==== INPUT MATERIAL

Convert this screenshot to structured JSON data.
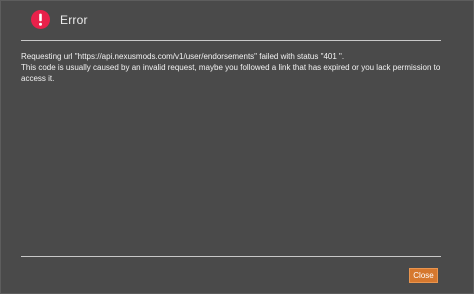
{
  "dialog": {
    "title": "Error",
    "icon": "error-circle-icon",
    "message_line1": "Requesting url \"https://api.nexusmods.com/v1/user/endorsements\" failed with status \"401 \".",
    "message_line2": "This code is usually caused by an invalid request, maybe you followed a link that has expired or you lack permission to access it.",
    "close_label": "Close"
  },
  "colors": {
    "background": "#4a4a4a",
    "error_icon": "#e8214a",
    "button": "#d6782e",
    "divider": "#c8c8c8",
    "text": "#f2f2f2"
  }
}
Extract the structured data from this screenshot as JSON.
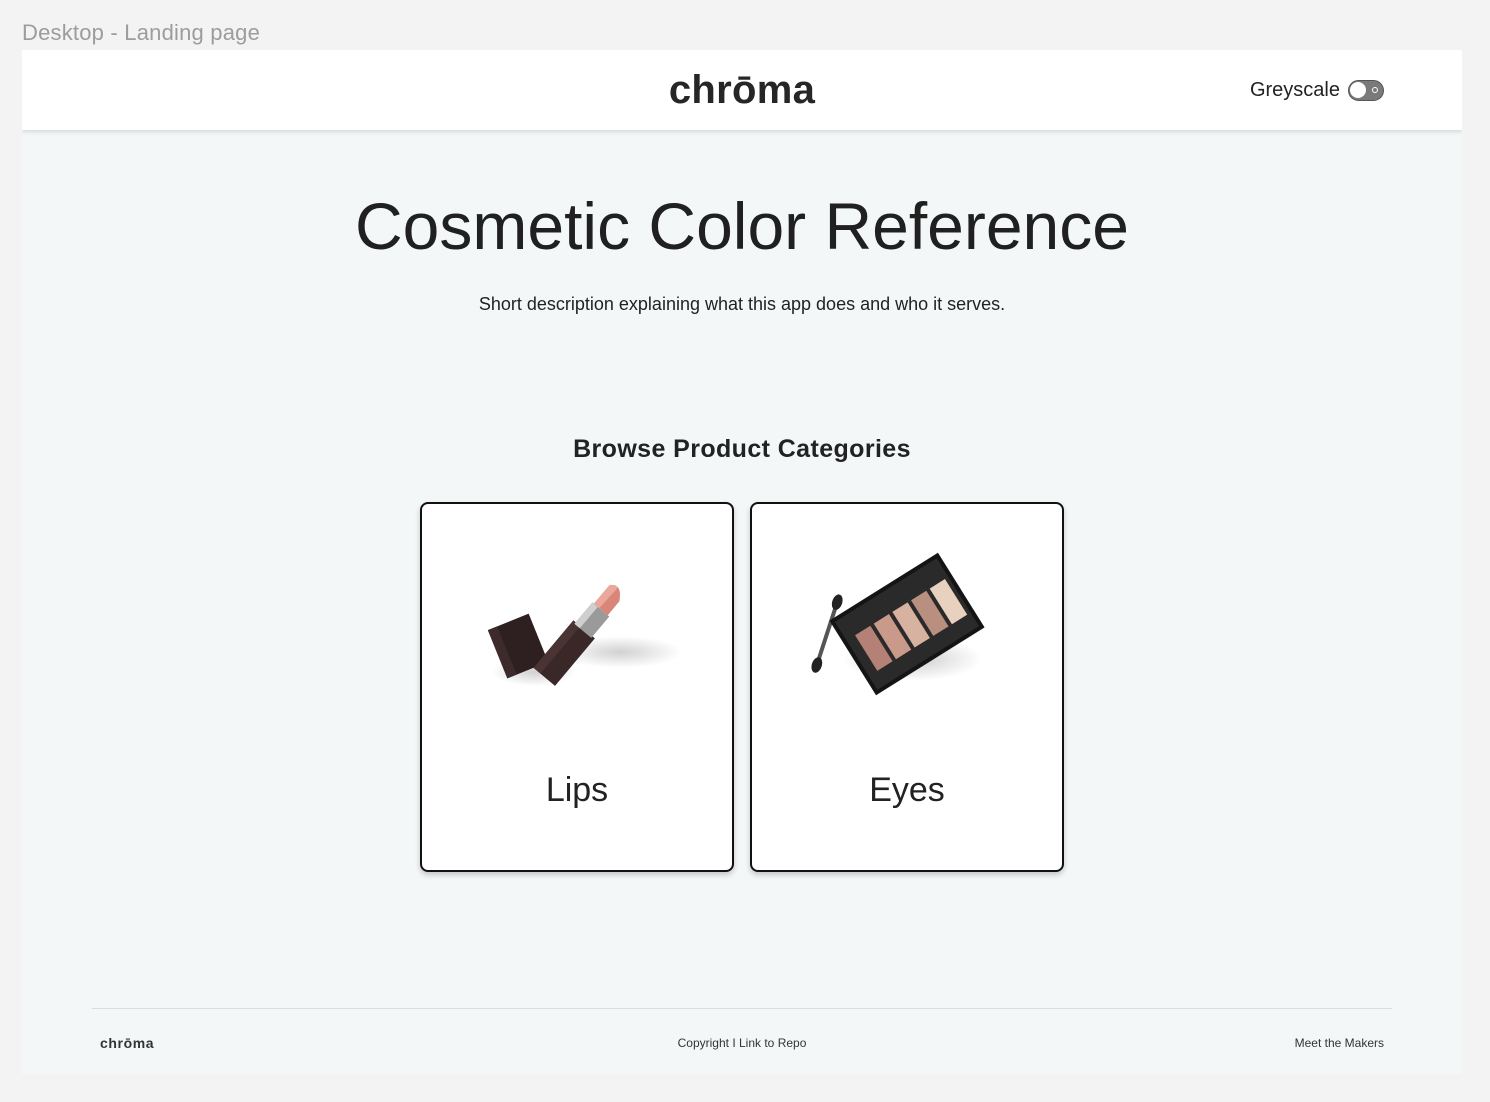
{
  "canvas": {
    "label": "Desktop - Landing page"
  },
  "header": {
    "brand": "chrōma",
    "toggle_label": "Greyscale",
    "toggle_state": "off"
  },
  "hero": {
    "title": "Cosmetic Color Reference",
    "description": "Short description explaining what this app does and who it serves."
  },
  "categories": {
    "title": "Browse Product Categories",
    "items": [
      {
        "label": "Lips",
        "icon": "lipstick-icon"
      },
      {
        "label": "Eyes",
        "icon": "eyeshadow-palette-icon"
      }
    ]
  },
  "footer": {
    "brand": "chrōma",
    "copyright": "Copyright",
    "separator": "I",
    "repo_link": "Link to Repo",
    "makers_link": "Meet the Makers"
  },
  "colors": {
    "page_bg": "#f4f7f8",
    "header_bg": "#ffffff",
    "lipstick_bullet": "#d9857a",
    "case_dark": "#2d1f1f"
  }
}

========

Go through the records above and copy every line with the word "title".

SOLVED PROBLEM:
    "title": "Error",
    "title": "Cosmetic Color Reference",
    "title": "Browse Product Categories",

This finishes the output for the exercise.